There have been exciting sports games from Japan such as “Tennis no Oujisama: Crystal Drive” which has you going against various schools but as you progress, they get harder and harder.

I really do believe there is potential for this game for some innovating gameplay because its more or less almost the same game twenty years later. I would like to see MILLION really spruce up the tournament mode.

And of course, the possibility to go Wi-Fi against others around the country would be awesome.

But of course, that all comes down to the company and what MILLION can afford to do.

Last but not least, I’m not sure if this game had a low print run but there have been reports of people around the country having difficulty finding this game. Hmm…

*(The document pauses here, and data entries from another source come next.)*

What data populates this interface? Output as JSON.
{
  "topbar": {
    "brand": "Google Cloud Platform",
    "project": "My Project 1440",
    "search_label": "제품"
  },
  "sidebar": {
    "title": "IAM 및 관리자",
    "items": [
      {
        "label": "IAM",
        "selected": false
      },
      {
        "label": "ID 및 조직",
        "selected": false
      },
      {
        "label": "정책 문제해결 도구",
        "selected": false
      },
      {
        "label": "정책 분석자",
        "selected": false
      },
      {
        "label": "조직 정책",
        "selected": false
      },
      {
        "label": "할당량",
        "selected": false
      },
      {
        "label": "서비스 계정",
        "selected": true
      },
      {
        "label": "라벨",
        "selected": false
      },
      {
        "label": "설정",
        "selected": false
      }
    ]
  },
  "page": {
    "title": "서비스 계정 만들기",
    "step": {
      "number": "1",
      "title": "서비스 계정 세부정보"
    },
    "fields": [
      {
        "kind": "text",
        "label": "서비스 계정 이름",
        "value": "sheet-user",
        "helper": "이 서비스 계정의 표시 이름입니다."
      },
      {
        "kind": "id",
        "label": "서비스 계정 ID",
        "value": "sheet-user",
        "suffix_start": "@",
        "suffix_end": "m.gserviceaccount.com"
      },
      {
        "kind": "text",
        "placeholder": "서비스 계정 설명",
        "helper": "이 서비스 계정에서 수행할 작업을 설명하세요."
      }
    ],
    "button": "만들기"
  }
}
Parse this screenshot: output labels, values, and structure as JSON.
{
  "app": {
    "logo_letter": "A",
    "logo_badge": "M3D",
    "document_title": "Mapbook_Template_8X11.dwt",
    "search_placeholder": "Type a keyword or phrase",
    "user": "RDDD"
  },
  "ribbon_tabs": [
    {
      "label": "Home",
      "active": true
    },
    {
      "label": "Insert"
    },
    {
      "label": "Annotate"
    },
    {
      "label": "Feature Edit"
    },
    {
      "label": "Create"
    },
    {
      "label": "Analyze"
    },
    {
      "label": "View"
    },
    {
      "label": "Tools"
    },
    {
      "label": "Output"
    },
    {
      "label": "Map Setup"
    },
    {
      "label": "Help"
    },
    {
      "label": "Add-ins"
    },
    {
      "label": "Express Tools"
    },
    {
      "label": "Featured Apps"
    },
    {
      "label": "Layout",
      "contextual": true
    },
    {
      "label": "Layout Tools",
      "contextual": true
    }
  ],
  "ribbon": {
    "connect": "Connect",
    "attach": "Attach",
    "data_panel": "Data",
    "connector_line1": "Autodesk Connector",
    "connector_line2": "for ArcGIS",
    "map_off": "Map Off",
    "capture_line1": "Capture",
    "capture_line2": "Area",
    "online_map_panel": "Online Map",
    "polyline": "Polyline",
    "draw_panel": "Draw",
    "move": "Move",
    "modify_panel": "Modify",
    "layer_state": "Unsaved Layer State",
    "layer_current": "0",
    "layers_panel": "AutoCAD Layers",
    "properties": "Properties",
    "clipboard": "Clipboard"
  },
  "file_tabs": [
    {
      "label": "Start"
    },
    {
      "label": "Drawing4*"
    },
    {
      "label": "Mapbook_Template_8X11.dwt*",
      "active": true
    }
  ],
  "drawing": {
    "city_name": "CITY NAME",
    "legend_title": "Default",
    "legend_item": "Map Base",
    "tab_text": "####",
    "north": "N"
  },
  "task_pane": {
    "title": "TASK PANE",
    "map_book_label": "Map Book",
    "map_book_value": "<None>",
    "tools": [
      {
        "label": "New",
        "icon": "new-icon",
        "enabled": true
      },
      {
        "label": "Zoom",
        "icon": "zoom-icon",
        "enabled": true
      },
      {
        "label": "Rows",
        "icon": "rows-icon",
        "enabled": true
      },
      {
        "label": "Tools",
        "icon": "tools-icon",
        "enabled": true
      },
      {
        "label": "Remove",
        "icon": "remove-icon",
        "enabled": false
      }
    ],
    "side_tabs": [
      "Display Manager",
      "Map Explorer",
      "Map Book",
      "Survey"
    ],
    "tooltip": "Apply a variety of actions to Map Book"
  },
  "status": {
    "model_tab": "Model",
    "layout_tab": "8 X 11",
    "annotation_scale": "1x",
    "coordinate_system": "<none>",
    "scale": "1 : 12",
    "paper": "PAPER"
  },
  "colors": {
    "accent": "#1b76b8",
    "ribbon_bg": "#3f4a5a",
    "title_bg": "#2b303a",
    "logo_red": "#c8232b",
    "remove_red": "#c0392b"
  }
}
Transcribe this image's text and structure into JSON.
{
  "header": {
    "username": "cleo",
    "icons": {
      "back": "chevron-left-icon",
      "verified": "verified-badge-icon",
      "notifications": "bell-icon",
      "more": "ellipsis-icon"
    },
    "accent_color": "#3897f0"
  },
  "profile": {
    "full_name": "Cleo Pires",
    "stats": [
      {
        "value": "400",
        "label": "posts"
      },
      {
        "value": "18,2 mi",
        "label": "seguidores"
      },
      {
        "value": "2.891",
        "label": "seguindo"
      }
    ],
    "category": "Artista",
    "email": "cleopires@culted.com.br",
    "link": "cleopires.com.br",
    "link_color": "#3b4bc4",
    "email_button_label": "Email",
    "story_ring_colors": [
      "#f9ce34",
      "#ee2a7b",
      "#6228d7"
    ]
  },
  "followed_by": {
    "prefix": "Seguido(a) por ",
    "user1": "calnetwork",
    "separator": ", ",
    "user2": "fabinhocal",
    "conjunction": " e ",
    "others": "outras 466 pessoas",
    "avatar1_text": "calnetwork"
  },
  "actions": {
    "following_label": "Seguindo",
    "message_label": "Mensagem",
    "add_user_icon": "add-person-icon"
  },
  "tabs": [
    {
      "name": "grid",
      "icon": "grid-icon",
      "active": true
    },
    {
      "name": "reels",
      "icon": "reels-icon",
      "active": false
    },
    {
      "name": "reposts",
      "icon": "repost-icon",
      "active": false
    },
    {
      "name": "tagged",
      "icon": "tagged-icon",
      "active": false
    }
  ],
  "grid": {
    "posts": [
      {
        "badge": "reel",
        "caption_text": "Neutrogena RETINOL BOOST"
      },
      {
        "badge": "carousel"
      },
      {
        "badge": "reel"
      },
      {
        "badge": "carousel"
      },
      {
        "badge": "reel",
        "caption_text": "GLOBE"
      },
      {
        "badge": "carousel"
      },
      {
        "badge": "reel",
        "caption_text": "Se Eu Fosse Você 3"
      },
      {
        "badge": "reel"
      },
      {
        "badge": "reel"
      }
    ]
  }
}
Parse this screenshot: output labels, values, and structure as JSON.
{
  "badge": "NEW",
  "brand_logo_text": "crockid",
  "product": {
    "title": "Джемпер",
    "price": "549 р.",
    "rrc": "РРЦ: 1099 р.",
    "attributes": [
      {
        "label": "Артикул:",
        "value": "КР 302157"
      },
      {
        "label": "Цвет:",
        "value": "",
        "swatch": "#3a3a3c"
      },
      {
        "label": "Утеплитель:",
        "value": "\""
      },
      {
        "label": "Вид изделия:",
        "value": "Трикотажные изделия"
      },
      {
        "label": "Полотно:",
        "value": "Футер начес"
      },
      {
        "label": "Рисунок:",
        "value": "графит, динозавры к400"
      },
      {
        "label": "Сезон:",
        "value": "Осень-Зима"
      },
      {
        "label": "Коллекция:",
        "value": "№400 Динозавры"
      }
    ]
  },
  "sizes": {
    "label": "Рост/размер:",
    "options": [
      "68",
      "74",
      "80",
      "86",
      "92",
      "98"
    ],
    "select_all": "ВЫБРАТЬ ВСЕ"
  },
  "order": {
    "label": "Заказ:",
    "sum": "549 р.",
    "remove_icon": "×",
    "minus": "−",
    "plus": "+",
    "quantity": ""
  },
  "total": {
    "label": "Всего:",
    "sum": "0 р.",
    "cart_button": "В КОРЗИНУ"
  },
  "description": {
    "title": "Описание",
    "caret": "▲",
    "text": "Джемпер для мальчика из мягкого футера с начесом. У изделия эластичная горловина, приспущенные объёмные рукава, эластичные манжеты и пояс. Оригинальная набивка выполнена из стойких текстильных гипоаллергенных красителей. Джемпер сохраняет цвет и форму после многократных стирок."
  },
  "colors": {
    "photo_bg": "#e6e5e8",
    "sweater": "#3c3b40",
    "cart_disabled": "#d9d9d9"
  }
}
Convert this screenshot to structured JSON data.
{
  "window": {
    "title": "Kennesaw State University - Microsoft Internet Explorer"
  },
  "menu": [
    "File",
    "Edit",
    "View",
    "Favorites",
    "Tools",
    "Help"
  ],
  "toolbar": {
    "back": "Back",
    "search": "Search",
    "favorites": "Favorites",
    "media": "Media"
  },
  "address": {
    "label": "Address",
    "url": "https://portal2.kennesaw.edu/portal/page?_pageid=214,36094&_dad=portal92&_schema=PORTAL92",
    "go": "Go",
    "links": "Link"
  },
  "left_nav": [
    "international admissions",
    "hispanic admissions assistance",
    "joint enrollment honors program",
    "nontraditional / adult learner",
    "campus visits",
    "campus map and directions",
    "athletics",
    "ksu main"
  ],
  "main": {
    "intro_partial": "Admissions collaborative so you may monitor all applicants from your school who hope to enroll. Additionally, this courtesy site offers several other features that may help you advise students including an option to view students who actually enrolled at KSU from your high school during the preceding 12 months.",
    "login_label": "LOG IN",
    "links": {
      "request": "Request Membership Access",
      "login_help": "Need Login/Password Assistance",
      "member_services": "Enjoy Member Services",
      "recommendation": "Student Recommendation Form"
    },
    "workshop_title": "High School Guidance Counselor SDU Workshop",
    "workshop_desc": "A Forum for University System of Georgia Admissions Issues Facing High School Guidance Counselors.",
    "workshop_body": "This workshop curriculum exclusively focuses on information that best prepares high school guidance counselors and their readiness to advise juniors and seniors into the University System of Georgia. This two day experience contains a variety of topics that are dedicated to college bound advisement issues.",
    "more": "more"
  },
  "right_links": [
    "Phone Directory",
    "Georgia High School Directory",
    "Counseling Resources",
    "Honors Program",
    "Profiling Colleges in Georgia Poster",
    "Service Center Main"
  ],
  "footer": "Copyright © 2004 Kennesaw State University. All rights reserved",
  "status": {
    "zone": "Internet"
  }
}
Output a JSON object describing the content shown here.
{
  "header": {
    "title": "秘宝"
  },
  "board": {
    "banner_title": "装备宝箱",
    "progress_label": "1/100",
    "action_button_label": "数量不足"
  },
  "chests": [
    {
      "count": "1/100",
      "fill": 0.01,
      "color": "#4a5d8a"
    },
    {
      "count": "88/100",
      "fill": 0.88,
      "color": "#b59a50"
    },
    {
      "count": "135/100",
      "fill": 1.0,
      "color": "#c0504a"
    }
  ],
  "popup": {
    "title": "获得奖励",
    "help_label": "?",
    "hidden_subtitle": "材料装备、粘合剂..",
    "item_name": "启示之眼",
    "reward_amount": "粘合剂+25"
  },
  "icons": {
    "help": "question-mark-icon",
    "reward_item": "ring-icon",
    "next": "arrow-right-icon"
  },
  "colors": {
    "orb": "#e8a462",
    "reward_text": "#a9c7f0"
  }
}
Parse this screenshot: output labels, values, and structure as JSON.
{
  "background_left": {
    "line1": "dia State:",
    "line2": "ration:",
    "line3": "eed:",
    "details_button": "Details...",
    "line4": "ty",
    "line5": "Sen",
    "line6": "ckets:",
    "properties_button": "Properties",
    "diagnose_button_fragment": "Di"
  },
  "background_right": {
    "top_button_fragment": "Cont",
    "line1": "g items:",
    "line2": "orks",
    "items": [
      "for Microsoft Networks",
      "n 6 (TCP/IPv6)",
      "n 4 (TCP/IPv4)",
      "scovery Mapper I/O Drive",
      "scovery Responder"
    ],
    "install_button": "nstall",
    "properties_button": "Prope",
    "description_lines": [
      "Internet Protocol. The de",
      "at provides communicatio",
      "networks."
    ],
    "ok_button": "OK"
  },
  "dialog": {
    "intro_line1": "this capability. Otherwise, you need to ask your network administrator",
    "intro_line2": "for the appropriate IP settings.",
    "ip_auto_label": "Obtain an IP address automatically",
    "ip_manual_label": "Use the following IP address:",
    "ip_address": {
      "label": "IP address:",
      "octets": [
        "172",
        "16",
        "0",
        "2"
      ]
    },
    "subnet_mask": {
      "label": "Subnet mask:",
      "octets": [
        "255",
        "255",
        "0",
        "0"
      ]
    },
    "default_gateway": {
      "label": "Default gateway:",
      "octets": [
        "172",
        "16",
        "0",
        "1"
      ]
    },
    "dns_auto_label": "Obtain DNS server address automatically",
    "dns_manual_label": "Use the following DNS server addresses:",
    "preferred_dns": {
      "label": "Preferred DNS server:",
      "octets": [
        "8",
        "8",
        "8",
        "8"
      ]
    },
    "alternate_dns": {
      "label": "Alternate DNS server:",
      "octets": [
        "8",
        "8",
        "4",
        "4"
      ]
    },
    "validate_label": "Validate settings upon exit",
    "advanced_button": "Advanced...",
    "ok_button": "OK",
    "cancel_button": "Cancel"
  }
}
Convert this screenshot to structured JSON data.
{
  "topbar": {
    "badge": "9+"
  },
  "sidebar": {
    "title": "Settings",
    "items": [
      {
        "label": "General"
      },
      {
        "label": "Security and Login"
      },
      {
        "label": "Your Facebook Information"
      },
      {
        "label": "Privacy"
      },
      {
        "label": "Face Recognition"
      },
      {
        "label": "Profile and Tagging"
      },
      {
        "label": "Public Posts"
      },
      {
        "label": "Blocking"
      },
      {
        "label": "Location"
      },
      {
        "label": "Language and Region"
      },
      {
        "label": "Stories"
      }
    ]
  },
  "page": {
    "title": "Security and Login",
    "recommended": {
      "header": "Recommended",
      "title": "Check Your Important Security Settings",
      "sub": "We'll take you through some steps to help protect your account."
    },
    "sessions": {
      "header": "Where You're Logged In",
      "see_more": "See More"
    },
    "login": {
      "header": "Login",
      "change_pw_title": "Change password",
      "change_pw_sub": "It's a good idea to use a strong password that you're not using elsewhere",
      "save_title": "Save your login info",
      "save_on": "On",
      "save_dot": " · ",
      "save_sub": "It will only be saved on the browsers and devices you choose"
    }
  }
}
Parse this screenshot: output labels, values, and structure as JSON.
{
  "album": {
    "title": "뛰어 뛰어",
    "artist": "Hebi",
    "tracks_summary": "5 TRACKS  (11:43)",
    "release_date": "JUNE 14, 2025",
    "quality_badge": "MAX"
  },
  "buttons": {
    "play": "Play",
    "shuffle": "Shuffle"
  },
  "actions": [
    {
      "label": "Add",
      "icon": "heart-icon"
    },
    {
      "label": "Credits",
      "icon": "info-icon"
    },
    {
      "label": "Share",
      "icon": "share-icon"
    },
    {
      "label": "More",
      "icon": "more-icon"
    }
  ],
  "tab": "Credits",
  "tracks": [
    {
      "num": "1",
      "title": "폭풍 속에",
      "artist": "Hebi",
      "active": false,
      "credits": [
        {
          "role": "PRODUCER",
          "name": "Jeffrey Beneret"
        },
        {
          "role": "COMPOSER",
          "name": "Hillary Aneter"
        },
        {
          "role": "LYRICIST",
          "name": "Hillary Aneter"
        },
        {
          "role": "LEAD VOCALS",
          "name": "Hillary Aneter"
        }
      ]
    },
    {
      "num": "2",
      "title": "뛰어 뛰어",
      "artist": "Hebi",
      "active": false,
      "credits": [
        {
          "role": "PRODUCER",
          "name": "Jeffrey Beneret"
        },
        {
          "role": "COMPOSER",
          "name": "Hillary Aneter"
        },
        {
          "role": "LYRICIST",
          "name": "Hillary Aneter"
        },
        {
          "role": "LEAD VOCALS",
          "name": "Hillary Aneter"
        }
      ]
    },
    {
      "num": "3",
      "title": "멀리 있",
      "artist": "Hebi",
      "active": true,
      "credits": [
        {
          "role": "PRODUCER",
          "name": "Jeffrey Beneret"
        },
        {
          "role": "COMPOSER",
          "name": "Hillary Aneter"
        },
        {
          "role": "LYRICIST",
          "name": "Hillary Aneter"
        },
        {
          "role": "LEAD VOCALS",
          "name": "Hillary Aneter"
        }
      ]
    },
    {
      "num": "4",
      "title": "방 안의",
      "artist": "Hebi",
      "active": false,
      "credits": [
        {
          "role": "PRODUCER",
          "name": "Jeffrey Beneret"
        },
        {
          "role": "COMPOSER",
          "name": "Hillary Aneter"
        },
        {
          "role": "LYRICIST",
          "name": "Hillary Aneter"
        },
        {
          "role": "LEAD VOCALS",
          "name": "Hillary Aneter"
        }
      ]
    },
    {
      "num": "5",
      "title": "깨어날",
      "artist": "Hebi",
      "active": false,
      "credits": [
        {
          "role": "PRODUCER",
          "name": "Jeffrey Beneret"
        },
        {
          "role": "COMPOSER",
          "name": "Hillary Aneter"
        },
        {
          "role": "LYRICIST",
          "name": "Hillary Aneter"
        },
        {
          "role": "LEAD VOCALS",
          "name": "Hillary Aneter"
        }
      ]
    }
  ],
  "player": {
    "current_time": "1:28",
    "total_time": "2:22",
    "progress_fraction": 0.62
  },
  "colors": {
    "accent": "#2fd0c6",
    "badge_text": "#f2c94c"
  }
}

If anything, I hope MILLION continues to release more Nekketsu games. There have been Nekketsu collections released for the Game Boy Advance and I would be curious if they followed CAPCOM’s “Ace Attorney” direction and tweaked those collections for the Nintendo DS because I’m actually up for that.

All in all “SUPER DODGEBALL BRAWLERS” is an fun game, a bit short but for what I was expecting to get, that’s what I got. Wished there was a bit more innovation in game play since the 1988 original’s NES release but take what you can get and I’m stoked to have a Nekketsu game stateside.

+ Nekketsu/Kunio is back!

+ Enjoyable and very fun to play

+ Multiplayer with a single card

+ Great game for busy people! Matches can last less than ten minutes.

– You will probably beat tournament mode in a half hour or less and locker room/create your own team mode a few hours.

– Not much innovation since the original 1988 NES release

– The manual is not going to help newbies all that much

– Would be great to have wi-fi competition with people nationwide